The police were ultimately forced back into the bar by the crowd, where they were essentially captives. Garbage was set on fire and forced through the windows of the bar. The NYPD’s Tactical Patrol Force (TPF) was called in, in order to help free the stranded police officers and get them medical treatment (which a few of them needed). The TPF also tried to clear the streets by forming a phalanx and pushing the crowd back — but the crowd made a joke of it. They formed a kick line in response to the police’s formation. Those in the kick line sang a parody of the popular vaudeville song “Ta-ra–ra Boom-de-day” with lyrics that went “We are the Stonewall girls/We wear our hair in curls/We don’t wear underwear/We show off our pubic hair.” The TPF did not appreciate the humor, and launched into a full-scale assault on the kick line, hitting them with nightsticks and bats.
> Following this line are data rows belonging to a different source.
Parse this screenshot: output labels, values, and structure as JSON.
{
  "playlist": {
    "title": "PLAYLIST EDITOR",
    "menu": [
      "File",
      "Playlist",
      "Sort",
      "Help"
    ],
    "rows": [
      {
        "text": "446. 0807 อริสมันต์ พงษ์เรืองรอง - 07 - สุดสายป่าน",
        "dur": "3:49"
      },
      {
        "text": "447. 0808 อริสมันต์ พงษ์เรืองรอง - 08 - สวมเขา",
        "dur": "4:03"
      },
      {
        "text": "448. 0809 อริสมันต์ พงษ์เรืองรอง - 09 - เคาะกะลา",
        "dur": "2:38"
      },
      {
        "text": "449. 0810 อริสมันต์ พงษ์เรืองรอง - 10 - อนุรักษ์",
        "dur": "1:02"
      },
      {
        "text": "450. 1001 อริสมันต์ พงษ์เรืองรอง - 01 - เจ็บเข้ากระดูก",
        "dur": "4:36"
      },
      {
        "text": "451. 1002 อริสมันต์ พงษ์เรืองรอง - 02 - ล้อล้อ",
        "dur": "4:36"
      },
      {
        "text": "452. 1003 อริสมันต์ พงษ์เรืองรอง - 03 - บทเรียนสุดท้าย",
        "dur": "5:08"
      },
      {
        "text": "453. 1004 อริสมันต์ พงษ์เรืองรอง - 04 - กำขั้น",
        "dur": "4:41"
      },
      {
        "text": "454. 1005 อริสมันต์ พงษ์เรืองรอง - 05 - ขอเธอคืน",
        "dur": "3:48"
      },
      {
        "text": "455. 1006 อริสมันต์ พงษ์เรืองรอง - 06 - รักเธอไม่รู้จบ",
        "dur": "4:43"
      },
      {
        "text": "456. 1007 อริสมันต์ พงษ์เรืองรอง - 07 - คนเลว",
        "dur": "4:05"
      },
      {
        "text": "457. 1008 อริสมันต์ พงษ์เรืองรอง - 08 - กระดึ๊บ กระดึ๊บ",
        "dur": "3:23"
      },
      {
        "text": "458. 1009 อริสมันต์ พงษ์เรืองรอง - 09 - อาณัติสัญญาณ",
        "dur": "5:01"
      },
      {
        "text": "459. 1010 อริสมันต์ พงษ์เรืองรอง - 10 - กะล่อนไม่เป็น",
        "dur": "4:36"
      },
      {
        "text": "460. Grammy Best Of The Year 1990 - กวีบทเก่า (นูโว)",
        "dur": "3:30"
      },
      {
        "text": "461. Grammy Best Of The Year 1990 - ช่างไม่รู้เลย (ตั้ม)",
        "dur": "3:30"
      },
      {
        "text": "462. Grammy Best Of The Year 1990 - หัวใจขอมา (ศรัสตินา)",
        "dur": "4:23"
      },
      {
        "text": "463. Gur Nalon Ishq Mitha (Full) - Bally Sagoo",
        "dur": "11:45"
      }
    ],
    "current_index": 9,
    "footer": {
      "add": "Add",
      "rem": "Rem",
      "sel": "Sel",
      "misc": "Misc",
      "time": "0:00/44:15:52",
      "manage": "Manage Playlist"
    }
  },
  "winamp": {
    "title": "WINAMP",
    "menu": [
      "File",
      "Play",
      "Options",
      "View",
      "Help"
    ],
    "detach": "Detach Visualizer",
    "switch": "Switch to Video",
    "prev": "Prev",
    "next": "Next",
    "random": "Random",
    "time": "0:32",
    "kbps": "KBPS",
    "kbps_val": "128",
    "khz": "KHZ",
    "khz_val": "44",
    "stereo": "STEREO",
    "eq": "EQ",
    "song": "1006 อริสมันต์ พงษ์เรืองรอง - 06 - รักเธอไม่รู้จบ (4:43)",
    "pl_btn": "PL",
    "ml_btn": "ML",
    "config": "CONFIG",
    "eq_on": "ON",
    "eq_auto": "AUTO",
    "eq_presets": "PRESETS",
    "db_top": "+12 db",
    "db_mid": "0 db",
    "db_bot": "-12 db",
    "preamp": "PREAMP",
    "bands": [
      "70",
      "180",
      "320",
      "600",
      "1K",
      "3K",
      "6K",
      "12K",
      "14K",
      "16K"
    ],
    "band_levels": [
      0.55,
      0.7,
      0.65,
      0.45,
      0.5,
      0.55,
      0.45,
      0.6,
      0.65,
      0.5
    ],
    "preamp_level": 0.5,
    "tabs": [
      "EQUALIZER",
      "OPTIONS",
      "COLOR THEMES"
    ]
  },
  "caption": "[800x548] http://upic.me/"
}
That enraged the crowd even more. The mob started chasing the police, flipping cars, By four in the morning, however, the streets had been cleared. News of the riot appeared in several local papers, and rumors flew about what had caused them. That night, the riots picked up again — many people came back from the night before, but this time they were joined by activists who had been present, by people who enjoyed provoking the police, and even by some tourists. Thousands of people gathered outside the Stonewall Inn. Accounts vary on which night was more violent but there was one notable change — homosexual men and women were making out with each other openly on the street. One witness described it: “From going to places where you had to knock on a door and speak to someone through a peephole in order to get in. We were just out. We were in the streets.” Traffic trying to get through Christopher Street was stopped, with cars and buses being blocked and harassed until the occupants would announce their support for the demonstrators. Police cars were vandalized. More than a hundred police officers were sent — but every time someone would get arrested, the mob would rush out and recapture them from the police. By 4 am, the second night of rioting had died down.

For the next several nights, there were smaller altercations between police and the LGBT community in New York City. Less than a week later, a bus was chartered to get activists from New York safely to Philadelphia for what would be the last of the Annual Reminders. Following the riots, many of the people present became members of the newly formed Gay Liberation Front (GLF) in order to further fight for equality for the queer community.

(Adapted from this Facebook post.)